**What you have to do:** The answer is a single number: the count of lines in the records below that contain the word "title".

**Entries provided:**
┌────────

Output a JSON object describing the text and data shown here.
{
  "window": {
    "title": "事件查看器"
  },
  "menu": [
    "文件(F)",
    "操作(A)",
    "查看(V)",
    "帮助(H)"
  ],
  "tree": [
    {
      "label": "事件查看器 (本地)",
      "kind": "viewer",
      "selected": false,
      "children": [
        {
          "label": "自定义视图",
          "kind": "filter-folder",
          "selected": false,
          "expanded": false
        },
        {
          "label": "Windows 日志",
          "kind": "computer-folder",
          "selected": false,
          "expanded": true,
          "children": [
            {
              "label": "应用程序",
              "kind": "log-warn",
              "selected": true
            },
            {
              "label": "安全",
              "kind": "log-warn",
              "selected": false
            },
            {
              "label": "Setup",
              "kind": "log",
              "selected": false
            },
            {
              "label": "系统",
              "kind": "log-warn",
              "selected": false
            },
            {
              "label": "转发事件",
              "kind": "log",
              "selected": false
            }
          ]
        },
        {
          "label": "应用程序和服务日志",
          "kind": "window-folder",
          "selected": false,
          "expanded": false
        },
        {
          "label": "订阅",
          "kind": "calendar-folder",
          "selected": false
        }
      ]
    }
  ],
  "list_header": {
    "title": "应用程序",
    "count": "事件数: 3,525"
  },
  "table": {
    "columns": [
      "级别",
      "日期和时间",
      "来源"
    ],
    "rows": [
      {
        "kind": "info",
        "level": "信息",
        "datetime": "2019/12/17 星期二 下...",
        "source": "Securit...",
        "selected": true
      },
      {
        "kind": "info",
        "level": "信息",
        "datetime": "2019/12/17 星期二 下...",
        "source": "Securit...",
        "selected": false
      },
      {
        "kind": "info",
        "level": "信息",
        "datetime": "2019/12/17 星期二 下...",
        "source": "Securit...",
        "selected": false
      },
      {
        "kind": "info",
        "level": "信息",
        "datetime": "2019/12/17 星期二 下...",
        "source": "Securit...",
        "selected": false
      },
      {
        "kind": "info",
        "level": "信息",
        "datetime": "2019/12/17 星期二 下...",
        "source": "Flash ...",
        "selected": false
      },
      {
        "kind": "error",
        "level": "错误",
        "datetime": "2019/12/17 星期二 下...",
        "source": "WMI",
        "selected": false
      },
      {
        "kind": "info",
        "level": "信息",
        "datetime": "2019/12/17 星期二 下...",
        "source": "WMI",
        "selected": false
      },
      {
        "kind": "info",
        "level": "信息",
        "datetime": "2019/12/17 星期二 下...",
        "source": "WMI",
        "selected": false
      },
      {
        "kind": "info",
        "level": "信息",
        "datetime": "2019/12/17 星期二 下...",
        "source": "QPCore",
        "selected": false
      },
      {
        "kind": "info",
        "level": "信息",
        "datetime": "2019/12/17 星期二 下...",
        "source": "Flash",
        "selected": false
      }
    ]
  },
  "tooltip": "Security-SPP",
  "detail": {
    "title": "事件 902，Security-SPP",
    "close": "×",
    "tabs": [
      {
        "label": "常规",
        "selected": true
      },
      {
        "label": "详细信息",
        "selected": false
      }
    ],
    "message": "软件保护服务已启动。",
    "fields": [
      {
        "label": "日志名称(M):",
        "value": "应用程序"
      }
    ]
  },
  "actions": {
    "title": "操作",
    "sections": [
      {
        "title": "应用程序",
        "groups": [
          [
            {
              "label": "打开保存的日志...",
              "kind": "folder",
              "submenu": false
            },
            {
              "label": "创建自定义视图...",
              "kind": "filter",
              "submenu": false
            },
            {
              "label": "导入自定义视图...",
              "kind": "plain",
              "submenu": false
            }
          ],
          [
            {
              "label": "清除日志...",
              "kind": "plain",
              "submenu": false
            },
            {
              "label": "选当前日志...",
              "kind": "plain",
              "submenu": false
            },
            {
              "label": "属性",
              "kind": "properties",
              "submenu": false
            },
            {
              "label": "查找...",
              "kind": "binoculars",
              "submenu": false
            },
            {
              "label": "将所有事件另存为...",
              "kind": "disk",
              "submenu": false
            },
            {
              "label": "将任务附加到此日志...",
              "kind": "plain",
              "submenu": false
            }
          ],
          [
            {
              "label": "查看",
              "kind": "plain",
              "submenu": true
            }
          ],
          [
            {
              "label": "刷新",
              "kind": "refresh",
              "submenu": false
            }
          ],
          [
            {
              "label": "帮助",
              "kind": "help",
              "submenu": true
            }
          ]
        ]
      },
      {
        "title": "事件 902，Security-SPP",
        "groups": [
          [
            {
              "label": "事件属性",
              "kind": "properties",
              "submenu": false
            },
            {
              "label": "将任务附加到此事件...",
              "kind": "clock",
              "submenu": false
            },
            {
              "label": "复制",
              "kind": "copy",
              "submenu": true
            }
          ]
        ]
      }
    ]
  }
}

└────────

**Response area:** 6